Judah is gone into captivity because of affliction, and because of great servitude: she dwelleth among the heathen, she findeth no rest: all her persecutors overtook her between the straits.

Judah is gone into captivity,.... Not only Jerusalem the metropolis of Judea was destroyed, but the whole country was ravaged, and the inhabitants of it carried captive into Babylon:

because of affliction, and because of great servitude; because of their sins in oppressing and afflicting their poor brethren, and retaining them in a state of bondage after their seven years' servitude, contrary to the law of God; for which they were threatened with captivity,

Jeremiah 34:13; so the Targum,

"the house of Judah went into captivity, because they afflicted the fatherless and the widows; and because of the multitude of service which they caused their brethren the children of Israel to serve, who were sold unto them; and they did not proclaim liberty to their servants and maidens, who were of the seed of Israel:''

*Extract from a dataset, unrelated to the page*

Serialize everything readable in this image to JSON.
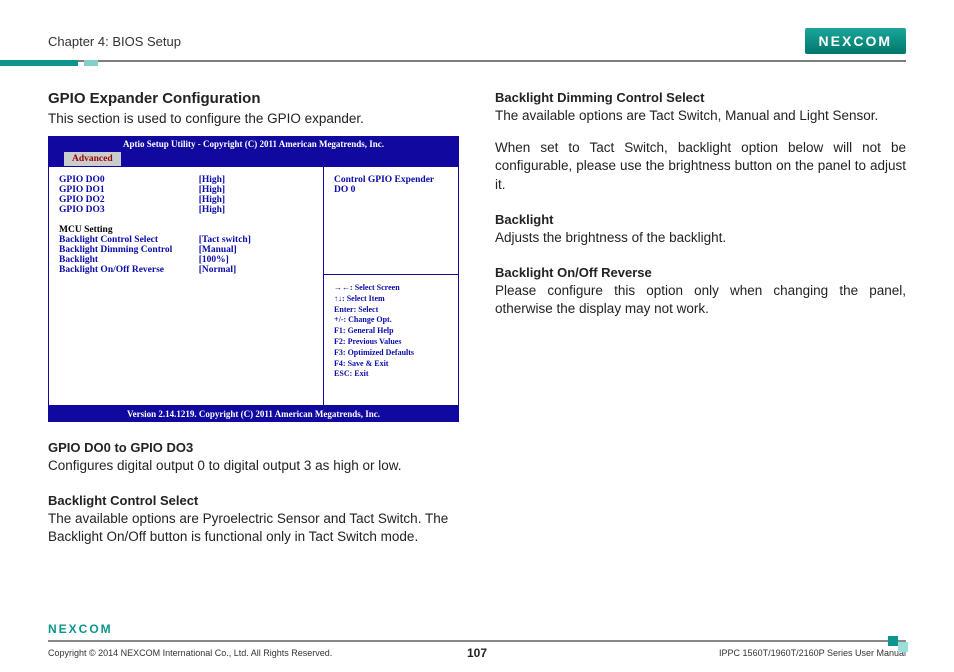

or, "through affliction, and through great servitude" {l}; that is, through the affliction and servitude they suffered by the Chaldeans, into whose hands they fell; though some understand it of the Jews, who, to escape the affliction and servitude of the Chaldeans, went into a kind of voluntary captivity, fleeing to the countries of Moab, Ammon, and Edom, during the siege of Jerusalem by the Chaldeans; see

Jeremiah 40:11;

she dwelleth among the heathen; the uncircumcised and the unclean; and so was deprived of both her civil and religious liberties; having no opportunity of worshipping God, and enjoying him in his courts, as formerly; and which must be very uncomfortable living, especially to those who were truly gracious:

she findeth no rest. The Targum adds,

"because of the hard service to which they subjected her;''

she found no natural rest, being carried from place to place; nor civil rest, being kept in hard bondage; nor spiritual rest, being deprived of the worship and ordinances of God; and being conscious of her sins, which had brought all this misery on her:

all her persecutors overtook her between the straits; having hunted her as men hunt wild beasts, and get them into some strait and difficult place, and then seize on them. The Targum interprets it, between the borders; or between the hedges, as Ben Melech; and so Jarchi, of the borders of a field and vineyard; and of a ditch on the one side and the other, that there is no room to escape; and who makes mention of a Midrash, that explains it not of place, but time, between the seventeenth day of Tammuz, and the ninth of Ab; see Jeremiah 52:7.

{l} ynem "per afflictionem"; j "hic, non prae, sed per significat", Grotius; "vel prae afflictione, sub. a Chaldaeis perpessa"; so some in Vatablus.